Antwerp’s largest museum finally reopens
With the removal of ad hoc elements from the Old Masters portion of the museum and the addition of new modern galleries, the museum’s wall space has increased by 40%. Unlike most museums which have expanded and wish to show more works overall, in Antwerp there has been a reduction. Only 650 works are now exhibited, a little less than before. A good example is the large high-ceilinged hall which contains three of KMSKA’s most important works. These are – hung on the wall – the small Van Eyck panel, Madonna at the Fountain (1439), which faces Rubens The Holy Family with a parrot (1614-1633). The triptych of very different Madonnas is complemented by what could be the public face of the museum and is certainly one of the most dressed Madonnas in art history. Jean Fouquet’s Madonna Surrounded by Seraphim and Cherubim (vs. 1450) is half of Melun’s diptych, the other half of which depicts its curator Étienne Chevalier and Saint Étienne and is in the Gemäldegalerie in Berlin. The almost grisaille Madonna with three blue and six red angels came to the museum in 1841 as part of a bequest of some 144 Northern Renaissance from Florent van Ertborn, a former mayor of Antwerp with a passion for the Flemish Primitives who n was not widely shared in his day. On what acts as the fourth wall, but which are actually two doorposts, are two modern works: one by Luc Tuymans, the other by Marlène Dumas. They’re part of a sparse sprinkling of new among the old, reflected in the insertion of a Bruegel or something in the new galleries – but there’s no blunt attempt to draw parallels , and the lighting scheme, which is adjusted as we walk around, is to enjoy the Madonnas. The goal, Bulckens says, is to “create a sacred space” for the three stars.

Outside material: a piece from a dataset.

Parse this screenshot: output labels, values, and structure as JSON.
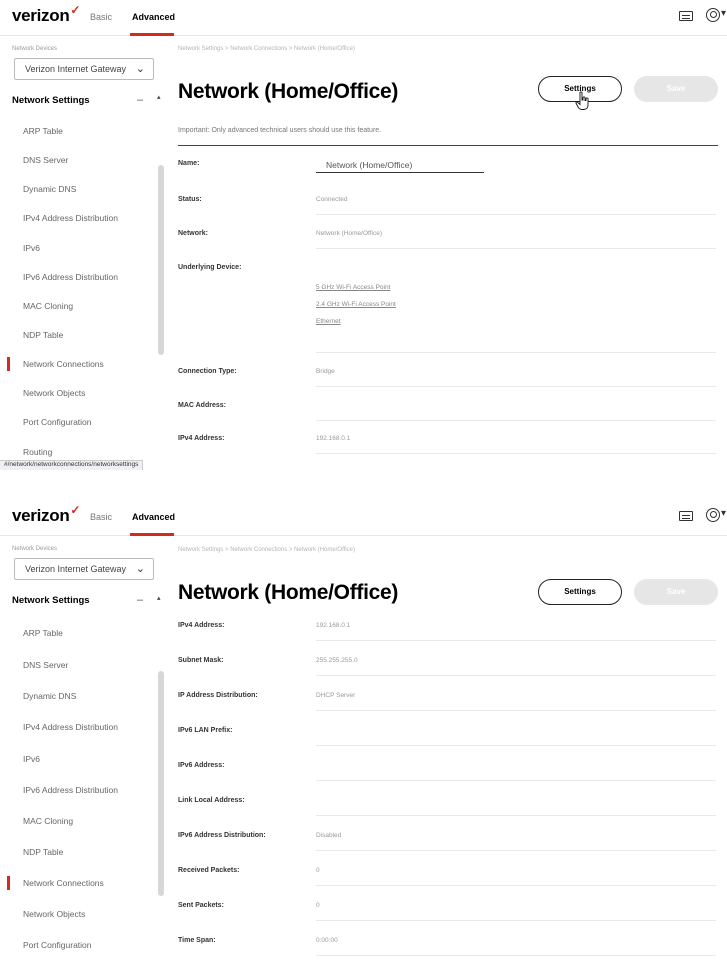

James Ensor is the artist who separates the old from the new by starting the gallery trail in sparkling white. As opening nears, the museum has made a big deal out of it by creating what amounts to a museum within a museum – and allowing visitors to walk around each without noticing the other. It was no exaggeration. In the space separating the structure of 1890 from those of 2022, the architect dug a third set of spaces. Bulckens calls it “a twilight zone”: an inky blue and slate gray sequence of galleries designed for sketches, works on paper and small-scale sculptures. The latter includes a striking display of modelsbaked clay figures which were treated by sculptors almost as sketches (to be taken up again in marble if approved), although examples such as Joannes Cardon’s Madonna Nursing from 1643 may be too finely detailed to be anything else than the final product.
Some purists – the 100 former visitors to Willems’ imagination, perhaps – might not like the slight upheaval of an internationally significant collection made up mostly of Flemish paintings; those more interested in modern art may be slightly skeptical about the organization of these works into three groups of ‘light’, ‘color’ and ‘form’, but can still make discoveries. (I think mine is perhaps one of the most figurative works by Jules Schmalzigaug, the Belgian futurist who died in 1917.)
In 2008, in his introduction to a history of the museum from 1810 to 2007, its director at the time, Paul Huvenne, described him as “a stylish old lady […]. She’s neither stylish nor trendy, but she has class and keeps a cool head. Willems describes what she found upon entering as “a sleepy museum.” At the time of writing, however, it’s more accurate to say he’s both stylish and wide-awake.